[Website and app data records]
======

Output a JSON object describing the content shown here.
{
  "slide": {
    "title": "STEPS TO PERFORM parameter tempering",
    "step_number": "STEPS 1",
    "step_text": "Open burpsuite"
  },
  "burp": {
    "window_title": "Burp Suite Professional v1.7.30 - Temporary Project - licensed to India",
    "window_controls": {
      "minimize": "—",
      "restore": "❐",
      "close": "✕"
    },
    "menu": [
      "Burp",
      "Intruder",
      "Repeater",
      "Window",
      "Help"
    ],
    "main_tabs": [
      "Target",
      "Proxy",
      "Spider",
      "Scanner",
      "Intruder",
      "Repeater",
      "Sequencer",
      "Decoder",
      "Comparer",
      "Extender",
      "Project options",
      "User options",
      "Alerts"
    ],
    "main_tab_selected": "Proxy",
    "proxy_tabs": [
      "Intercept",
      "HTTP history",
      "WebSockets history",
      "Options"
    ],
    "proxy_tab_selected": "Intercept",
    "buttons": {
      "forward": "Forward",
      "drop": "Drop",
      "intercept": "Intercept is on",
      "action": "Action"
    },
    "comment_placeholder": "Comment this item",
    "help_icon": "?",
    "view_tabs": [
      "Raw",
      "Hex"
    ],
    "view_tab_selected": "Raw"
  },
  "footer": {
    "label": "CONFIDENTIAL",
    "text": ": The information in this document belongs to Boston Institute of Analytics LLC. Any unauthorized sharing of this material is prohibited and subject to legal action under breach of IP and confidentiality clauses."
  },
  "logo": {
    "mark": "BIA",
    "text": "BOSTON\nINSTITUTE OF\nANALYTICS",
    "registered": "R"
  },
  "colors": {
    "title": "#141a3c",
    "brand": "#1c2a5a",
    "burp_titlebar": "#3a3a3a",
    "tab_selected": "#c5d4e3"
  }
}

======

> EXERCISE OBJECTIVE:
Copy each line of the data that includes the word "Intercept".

> RESULT OF THIS TASK:
      "Intercept",
    "proxy_tab_selected": "Intercept",
      "intercept": "Intercept is on",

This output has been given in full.